Preliminary investigation of the sedimentary zonation of the Ogallala aquifer, southern High Plains

dc.creatorBuika, Paul H
dc.description.abstractThe Ogallala aquifer of the Southern High Plains provides water from approximately 60,000 irrigation walls (Don Smith, personal communication, 1979), which support 68 percent of the total irrigated acreage in Texas. However, because the Southern High Plains is a topographically isolated plateau, the Ogallala aquifer receives no recharge except from infiltration of surface precipitation. The region is a semi-arid area, receiving only approximately 19 inches precipitation par year; thus a declining water table will soon reduce irrigated acreage to about 60 percent of today's figure by the year 1990. Source areas for Ogallala sediments ware the Southern Rocky Mountains of New Mexico, although the exact areas have yet to be determined.

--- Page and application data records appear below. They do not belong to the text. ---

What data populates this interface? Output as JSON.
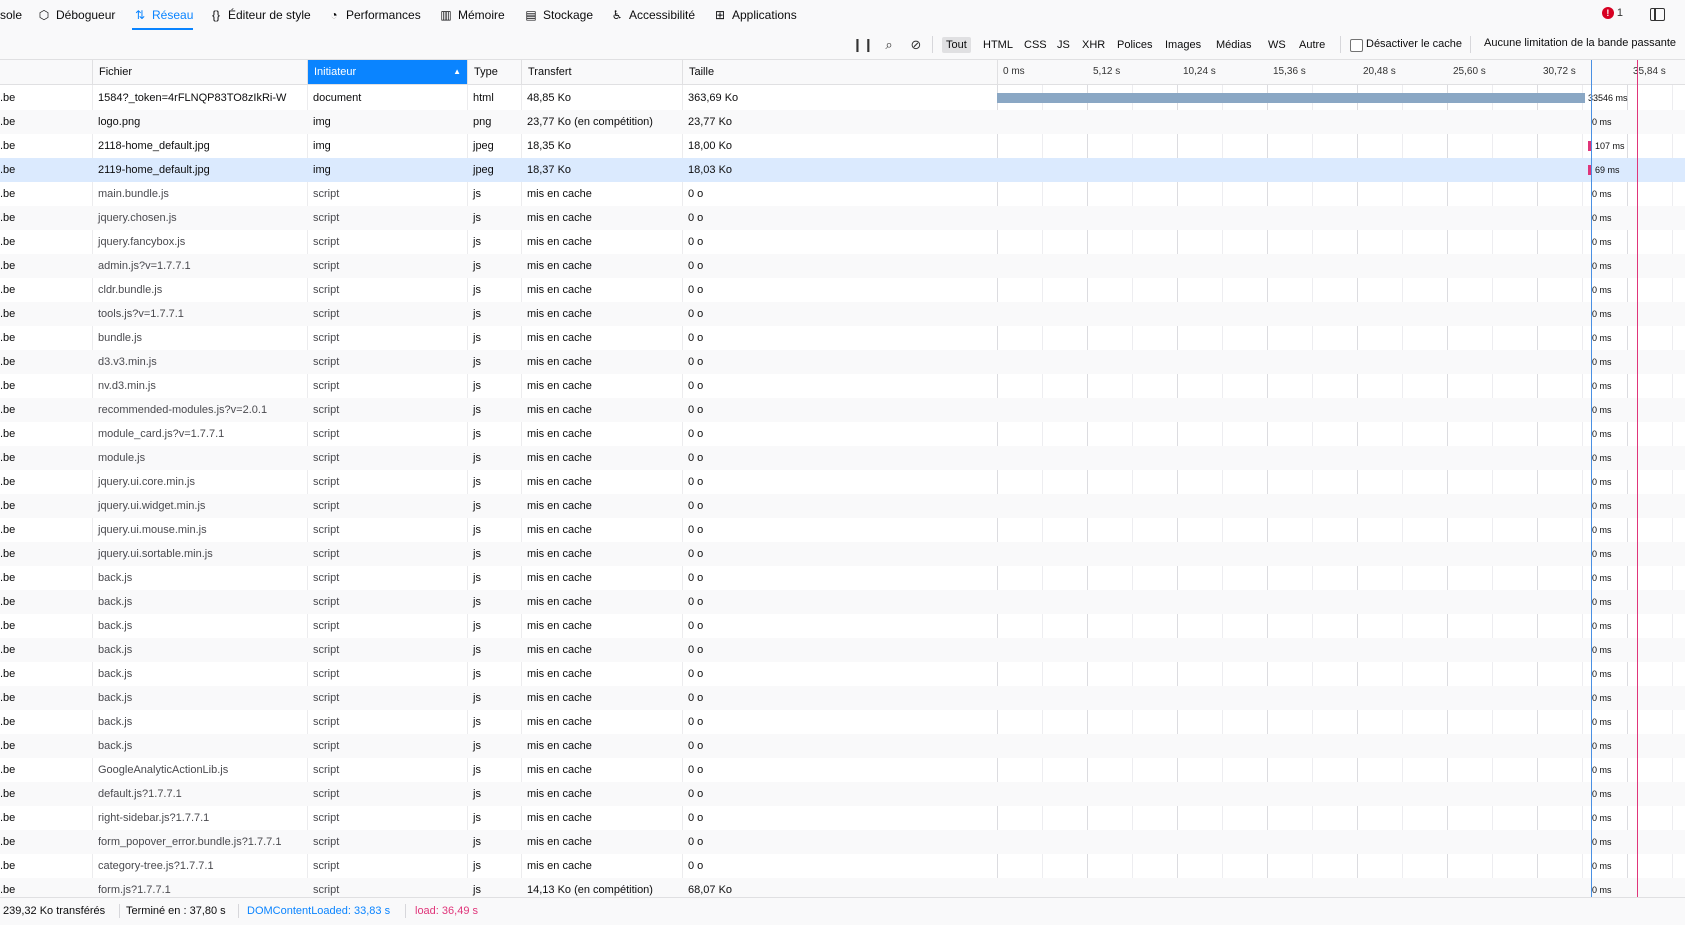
{
  "tabs": [
    {
      "label": "sole",
      "icon": "console-icon"
    },
    {
      "label": "Débogueur",
      "icon": "debugger-icon"
    },
    {
      "label": "Réseau",
      "icon": "network-icon"
    },
    {
      "label": "Éditeur de style",
      "icon": "style-editor-icon"
    },
    {
      "label": "Performances",
      "icon": "performance-icon"
    },
    {
      "label": "Mémoire",
      "icon": "memory-icon"
    },
    {
      "label": "Stockage",
      "icon": "storage-icon"
    },
    {
      "label": "Accessibilité",
      "icon": "accessibility-icon"
    },
    {
      "label": "Applications",
      "icon": "applications-icon"
    }
  ],
  "active_tab": "Réseau",
  "error_count": "1",
  "toolbar": {
    "filter_types": [
      "Tout",
      "HTML",
      "CSS",
      "JS",
      "XHR",
      "Polices",
      "Images",
      "Médias",
      "WS",
      "Autre"
    ],
    "active_filter": "Tout",
    "disable_cache_label": "Désactiver le cache",
    "throttling_label": "Aucune limitation de la bande passante"
  },
  "columns": {
    "domain": "",
    "file": "Fichier",
    "initiator": "Initiateur",
    "type": "Type",
    "transfer": "Transfert",
    "size": "Taille"
  },
  "timeline_ticks": [
    "0 ms",
    "5,12 s",
    "10,24 s",
    "15,36 s",
    "20,48 s",
    "25,60 s",
    "30,72 s",
    "35,84 s"
  ],
  "requests": [
    {
      "domain": ".be",
      "file": "1584?_token=4rFLNQP83TO8zIkRi-W",
      "initiator": "document",
      "type": "html",
      "transfer": "48,85 Ko",
      "size": "363,69 Ko",
      "timing": "33546 ms"
    },
    {
      "domain": ".be",
      "file": "logo.png",
      "initiator": "img",
      "type": "png",
      "transfer": "23,77 Ko (en compétition)",
      "size": "23,77 Ko",
      "timing": "0 ms"
    },
    {
      "domain": ".be",
      "file": "2118-home_default.jpg",
      "initiator": "img",
      "type": "jpeg",
      "transfer": "18,35 Ko",
      "size": "18,00 Ko",
      "timing": "107 ms"
    },
    {
      "domain": ".be",
      "file": "2119-home_default.jpg",
      "initiator": "img",
      "type": "jpeg",
      "transfer": "18,37 Ko",
      "size": "18,03 Ko",
      "timing": "69 ms"
    },
    {
      "domain": ".be",
      "file": "main.bundle.js",
      "initiator": "script",
      "type": "js",
      "transfer": "mis en cache",
      "size": "0 o",
      "timing": "0 ms"
    },
    {
      "domain": ".be",
      "file": "jquery.chosen.js",
      "initiator": "script",
      "type": "js",
      "transfer": "mis en cache",
      "size": "0 o",
      "timing": "0 ms"
    },
    {
      "domain": ".be",
      "file": "jquery.fancybox.js",
      "initiator": "script",
      "type": "js",
      "transfer": "mis en cache",
      "size": "0 o",
      "timing": "0 ms"
    },
    {
      "domain": ".be",
      "file": "admin.js?v=1.7.7.1",
      "initiator": "script",
      "type": "js",
      "transfer": "mis en cache",
      "size": "0 o",
      "timing": "0 ms"
    },
    {
      "domain": ".be",
      "file": "cldr.bundle.js",
      "initiator": "script",
      "type": "js",
      "transfer": "mis en cache",
      "size": "0 o",
      "timing": "0 ms"
    },
    {
      "domain": ".be",
      "file": "tools.js?v=1.7.7.1",
      "initiator": "script",
      "type": "js",
      "transfer": "mis en cache",
      "size": "0 o",
      "timing": "0 ms"
    },
    {
      "domain": ".be",
      "file": "bundle.js",
      "initiator": "script",
      "type": "js",
      "transfer": "mis en cache",
      "size": "0 o",
      "timing": "0 ms"
    },
    {
      "domain": ".be",
      "file": "d3.v3.min.js",
      "initiator": "script",
      "type": "js",
      "transfer": "mis en cache",
      "size": "0 o",
      "timing": "0 ms"
    },
    {
      "domain": ".be",
      "file": "nv.d3.min.js",
      "initiator": "script",
      "type": "js",
      "transfer": "mis en cache",
      "size": "0 o",
      "timing": "0 ms"
    },
    {
      "domain": ".be",
      "file": "recommended-modules.js?v=2.0.1",
      "initiator": "script",
      "type": "js",
      "transfer": "mis en cache",
      "size": "0 o",
      "timing": "0 ms"
    },
    {
      "domain": ".be",
      "file": "module_card.js?v=1.7.7.1",
      "initiator": "script",
      "type": "js",
      "transfer": "mis en cache",
      "size": "0 o",
      "timing": "0 ms"
    },
    {
      "domain": ".be",
      "file": "module.js",
      "initiator": "script",
      "type": "js",
      "transfer": "mis en cache",
      "size": "0 o",
      "timing": "0 ms"
    },
    {
      "domain": ".be",
      "file": "jquery.ui.core.min.js",
      "initiator": "script",
      "type": "js",
      "transfer": "mis en cache",
      "size": "0 o",
      "timing": "0 ms"
    },
    {
      "domain": ".be",
      "file": "jquery.ui.widget.min.js",
      "initiator": "script",
      "type": "js",
      "transfer": "mis en cache",
      "size": "0 o",
      "timing": "0 ms"
    },
    {
      "domain": ".be",
      "file": "jquery.ui.mouse.min.js",
      "initiator": "script",
      "type": "js",
      "transfer": "mis en cache",
      "size": "0 o",
      "timing": "0 ms"
    },
    {
      "domain": ".be",
      "file": "jquery.ui.sortable.min.js",
      "initiator": "script",
      "type": "js",
      "transfer": "mis en cache",
      "size": "0 o",
      "timing": "0 ms"
    },
    {
      "domain": ".be",
      "file": "back.js",
      "initiator": "script",
      "type": "js",
      "transfer": "mis en cache",
      "size": "0 o",
      "timing": "0 ms"
    },
    {
      "domain": ".be",
      "file": "back.js",
      "initiator": "script",
      "type": "js",
      "transfer": "mis en cache",
      "size": "0 o",
      "timing": "0 ms"
    },
    {
      "domain": ".be",
      "file": "back.js",
      "initiator": "script",
      "type": "js",
      "transfer": "mis en cache",
      "size": "0 o",
      "timing": "0 ms"
    },
    {
      "domain": ".be",
      "file": "back.js",
      "initiator": "script",
      "type": "js",
      "transfer": "mis en cache",
      "size": "0 o",
      "timing": "0 ms"
    },
    {
      "domain": ".be",
      "file": "back.js",
      "initiator": "script",
      "type": "js",
      "transfer": "mis en cache",
      "size": "0 o",
      "timing": "0 ms"
    },
    {
      "domain": ".be",
      "file": "back.js",
      "initiator": "script",
      "type": "js",
      "transfer": "mis en cache",
      "size": "0 o",
      "timing": "0 ms"
    },
    {
      "domain": ".be",
      "file": "back.js",
      "initiator": "script",
      "type": "js",
      "transfer": "mis en cache",
      "size": "0 o",
      "timing": "0 ms"
    },
    {
      "domain": ".be",
      "file": "back.js",
      "initiator": "script",
      "type": "js",
      "transfer": "mis en cache",
      "size": "0 o",
      "timing": "0 ms"
    },
    {
      "domain": ".be",
      "file": "GoogleAnalyticActionLib.js",
      "initiator": "script",
      "type": "js",
      "transfer": "mis en cache",
      "size": "0 o",
      "timing": "0 ms"
    },
    {
      "domain": ".be",
      "file": "default.js?1.7.7.1",
      "initiator": "script",
      "type": "js",
      "transfer": "mis en cache",
      "size": "0 o",
      "timing": "0 ms"
    },
    {
      "domain": ".be",
      "file": "right-sidebar.js?1.7.7.1",
      "initiator": "script",
      "type": "js",
      "transfer": "mis en cache",
      "size": "0 o",
      "timing": "0 ms"
    },
    {
      "domain": ".be",
      "file": "form_popover_error.bundle.js?1.7.7.1",
      "initiator": "script",
      "type": "js",
      "transfer": "mis en cache",
      "size": "0 o",
      "timing": "0 ms"
    },
    {
      "domain": ".be",
      "file": "category-tree.js?1.7.7.1",
      "initiator": "script",
      "type": "js",
      "transfer": "mis en cache",
      "size": "0 o",
      "timing": "0 ms"
    },
    {
      "domain": ".be",
      "file": "form.js?1.7.7.1",
      "initiator": "script",
      "type": "js",
      "transfer": "14,13 Ko (en compétition)",
      "size": "68,07 Ko",
      "timing": "0 ms"
    }
  ],
  "selected_row": 3,
  "status": {
    "transferred": "239,32 Ko transférés",
    "finished": "Terminé en : 37,80 s",
    "dom_content_loaded": "DOMContentLoaded: 33,83 s",
    "load": "load: 36,49 s"
  },
  "colors": {
    "accent": "#0a84ff",
    "dom_line": "#4a90e2",
    "load_line": "#e0357a",
    "waterfall_bar": "#8aa7c4",
    "status_blue": "#0a84ff",
    "status_pink": "#e0357a"
  }
}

Deposition of coarse Ogallala sediments first occurred by valley alluviation in pre-Ogallala drainage channels, followed by meandering stream deposition of fine-grained sands and clays, and deposition of considerable aeolian debris. Sands, clays, and gravels are interspersed throughout the Ogallala section making correlation difficult. However, maps representing the distribution of sand, clay, and gravel units of the Ogallala Group do show soma regional continuity. Clay distribution in the Ogallala section thins to the east-northeast, although several thick local clay sections occur; these may represent ancient lacustrine deposits. Clay thicknesses, which range up to 320 feet, may account for up to 70 percent of the Ogallala section. Sand lenses in the Ogallala of the Southern High Plains range up to 450 feet in thickness, and often account for 100 percent of the section. Ogallala sands are generally thicker than either clay or gravel accumulations, regionally thinning to the southeast. Gravels in the Ogallala aquifer, with the exception of the widespread basal zone, thin eastward. Elongation of two gravel trends from northwest to southwest is a product of the two major stream channels which ware active during much of the Ogallala time. A third major Ogallala-age stream channel may have existed in the area now occupied by the Canadian River Valley, as indicated by the gravels that occur in Carson County.
dc.publisherTexas Tech Universityen_US
dc.subjectAquifers -- New Mexicoen_US
dc.subjectAquifers -- Texasen_US
dc.subjectSedimentation and depositionen_US
dc.subjectGroundwater -- Texasen_US
dc.subjectGroundwater -- New Mexicoen_US
dc.titlePreliminary investigation of the sedimentary zonation of the Ogallala aquifer, southern High Plains